(What to produce) Once you have read the records below, restate them word for word.

(Data to use)
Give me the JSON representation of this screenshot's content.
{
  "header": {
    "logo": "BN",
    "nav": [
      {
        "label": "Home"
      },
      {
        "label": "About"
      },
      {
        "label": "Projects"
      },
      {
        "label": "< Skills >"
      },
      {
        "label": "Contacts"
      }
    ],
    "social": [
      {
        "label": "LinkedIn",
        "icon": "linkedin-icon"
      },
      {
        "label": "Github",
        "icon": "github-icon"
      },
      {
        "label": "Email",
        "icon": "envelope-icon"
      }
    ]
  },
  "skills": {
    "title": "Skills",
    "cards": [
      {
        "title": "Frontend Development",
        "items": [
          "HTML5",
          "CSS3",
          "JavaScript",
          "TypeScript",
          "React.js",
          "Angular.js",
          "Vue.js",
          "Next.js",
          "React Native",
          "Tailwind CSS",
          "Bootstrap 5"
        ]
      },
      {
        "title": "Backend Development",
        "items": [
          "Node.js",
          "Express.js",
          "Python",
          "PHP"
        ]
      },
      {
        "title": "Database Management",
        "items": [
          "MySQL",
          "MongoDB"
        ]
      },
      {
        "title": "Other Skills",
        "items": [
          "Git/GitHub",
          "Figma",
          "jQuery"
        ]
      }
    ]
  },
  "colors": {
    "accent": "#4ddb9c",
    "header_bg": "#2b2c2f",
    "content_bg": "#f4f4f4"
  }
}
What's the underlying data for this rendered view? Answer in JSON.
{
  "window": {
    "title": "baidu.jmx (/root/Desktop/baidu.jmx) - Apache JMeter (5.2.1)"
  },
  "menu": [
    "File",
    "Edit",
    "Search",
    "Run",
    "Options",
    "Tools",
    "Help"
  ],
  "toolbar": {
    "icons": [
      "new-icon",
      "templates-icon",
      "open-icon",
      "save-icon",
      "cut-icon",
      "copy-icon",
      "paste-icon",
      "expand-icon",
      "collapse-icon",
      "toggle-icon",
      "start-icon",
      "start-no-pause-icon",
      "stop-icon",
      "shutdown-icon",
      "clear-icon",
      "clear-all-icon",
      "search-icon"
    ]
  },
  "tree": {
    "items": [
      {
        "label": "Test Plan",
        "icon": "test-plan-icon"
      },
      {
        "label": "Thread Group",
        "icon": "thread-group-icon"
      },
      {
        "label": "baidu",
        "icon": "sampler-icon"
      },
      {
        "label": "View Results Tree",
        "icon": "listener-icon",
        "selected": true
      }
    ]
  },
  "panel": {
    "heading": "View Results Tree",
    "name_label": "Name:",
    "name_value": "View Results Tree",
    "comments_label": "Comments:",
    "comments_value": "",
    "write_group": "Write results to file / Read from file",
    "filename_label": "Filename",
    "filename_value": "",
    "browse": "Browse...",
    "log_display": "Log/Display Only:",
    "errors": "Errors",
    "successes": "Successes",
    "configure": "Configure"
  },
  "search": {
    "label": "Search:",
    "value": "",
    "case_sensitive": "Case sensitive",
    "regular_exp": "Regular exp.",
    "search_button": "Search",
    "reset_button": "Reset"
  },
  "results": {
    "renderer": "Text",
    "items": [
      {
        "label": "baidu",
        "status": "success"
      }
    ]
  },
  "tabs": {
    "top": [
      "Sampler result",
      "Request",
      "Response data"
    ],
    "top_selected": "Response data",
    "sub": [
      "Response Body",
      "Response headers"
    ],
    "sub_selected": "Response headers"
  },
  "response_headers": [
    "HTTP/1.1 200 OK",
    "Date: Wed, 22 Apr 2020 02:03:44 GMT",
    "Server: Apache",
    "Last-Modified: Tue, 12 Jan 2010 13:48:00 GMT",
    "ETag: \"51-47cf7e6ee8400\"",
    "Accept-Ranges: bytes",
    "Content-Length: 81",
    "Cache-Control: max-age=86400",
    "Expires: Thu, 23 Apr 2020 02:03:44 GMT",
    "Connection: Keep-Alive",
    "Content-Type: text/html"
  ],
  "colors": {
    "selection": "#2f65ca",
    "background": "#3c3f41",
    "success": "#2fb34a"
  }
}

(Output for this exercise)
Give me the JSON representation of this screenshot's content.
{
  "header": {
    "logo": "BN",
    "nav": [
      {
        "label": "Home"
      },
      {
        "label": "About"
      },
      {
        "label": "Projects"
      },
      {
        "label": "< Skills >"
      },
      {
        "label": "Contacts"
      }
    ],
    "social": [
      {
        "label": "LinkedIn",
        "icon": "linkedin-icon"
      },
      {
        "label": "Github",
        "icon": "github-icon"
      },
      {
        "label": "Email",
        "icon": "envelope-icon"
      }
    ]
  },
  "skills": {
    "title": "Skills",
    "cards": [
      {
        "title": "Frontend Development",
        "items": [
          "HTML5",
          "CSS3",
          "JavaScript",
          "TypeScript",
          "React.js",
          "Angular.js",
          "Vue.js",
          "Next.js",
          "React Native",
          "Tailwind CSS",
          "Bootstrap 5"
        ]
      },
      {
        "title": "Backend Development",
        "items": [
          "Node.js",
          "Express.js",
          "Python",
          "PHP"
        ]
      },
      {
        "title": "Database Management",
        "items": [
          "MySQL",
          "MongoDB"
        ]
      },
      {
        "title": "Other Skills",
        "items": [
          "Git/GitHub",
          "Figma",
          "jQuery"
        ]
      }
    ]
  },
  "colors": {
    "accent": "#4ddb9c",
    "header_bg": "#2b2c2f",
    "content_bg": "#f4f4f4"
  }
}
What's the underlying data for this rendered view? Answer in JSON.
{
  "window": {
    "title": "baidu.jmx (/root/Desktop/baidu.jmx) - Apache JMeter (5.2.1)"
  },
  "menu": [
    "File",
    "Edit",
    "Search",
    "Run",
    "Options",
    "Tools",
    "Help"
  ],
  "toolbar": {
    "icons": [
      "new-icon",
      "templates-icon",
      "open-icon",
      "save-icon",
      "cut-icon",
      "copy-icon",
      "paste-icon",
      "expand-icon",
      "collapse-icon",
      "toggle-icon",
      "start-icon",
      "start-no-pause-icon",
      "stop-icon",
      "shutdown-icon",
      "clear-icon",
      "clear-all-icon",
      "search-icon"
    ]
  },
  "tree": {
    "items": [
      {
        "label": "Test Plan",
        "icon": "test-plan-icon"
      },
      {
        "label": "Thread Group",
        "icon": "thread-group-icon"
      },
      {
        "label": "baidu",
        "icon": "sampler-icon"
      },
      {
        "label": "View Results Tree",
        "icon": "listener-icon",
        "selected": true
      }
    ]
  },
  "panel": {
    "heading": "View Results Tree",
    "name_label": "Name:",
    "name_value": "View Results Tree",
    "comments_label": "Comments:",
    "comments_value": "",
    "write_group": "Write results to file / Read from file",
    "filename_label": "Filename",
    "filename_value": "",
    "browse": "Browse...",
    "log_display": "Log/Display Only:",
    "errors": "Errors",
    "successes": "Successes",
    "configure": "Configure"
  },
  "search": {
    "label": "Search:",
    "value": "",
    "case_sensitive": "Case sensitive",
    "regular_exp": "Regular exp.",
    "search_button": "Search",
    "reset_button": "Reset"
  },
  "results": {
    "renderer": "Text",
    "items": [
      {
        "label": "baidu",
        "status": "success"
      }
    ]
  },
  "tabs": {
    "top": [
      "Sampler result",
      "Request",
      "Response data"
    ],
    "top_selected": "Response data",
    "sub": [
      "Response Body",
      "Response headers"
    ],
    "sub_selected": "Response headers"
  },
  "response_headers": [
    "HTTP/1.1 200 OK",
    "Date: Wed, 22 Apr 2020 02:03:44 GMT",
    "Server: Apache",
    "Last-Modified: Tue, 12 Jan 2010 13:48:00 GMT",
    "ETag: \"51-47cf7e6ee8400\"",
    "Accept-Ranges: bytes",
    "Content-Length: 81",
    "Cache-Control: max-age=86400",
    "Expires: Thu, 23 Apr 2020 02:03:44 GMT",
    "Connection: Keep-Alive",
    "Content-Type: text/html"
  ],
  "colors": {
    "selection": "#2f65ca",
    "background": "#3c3f41",
    "success": "#2fb34a"
  }
}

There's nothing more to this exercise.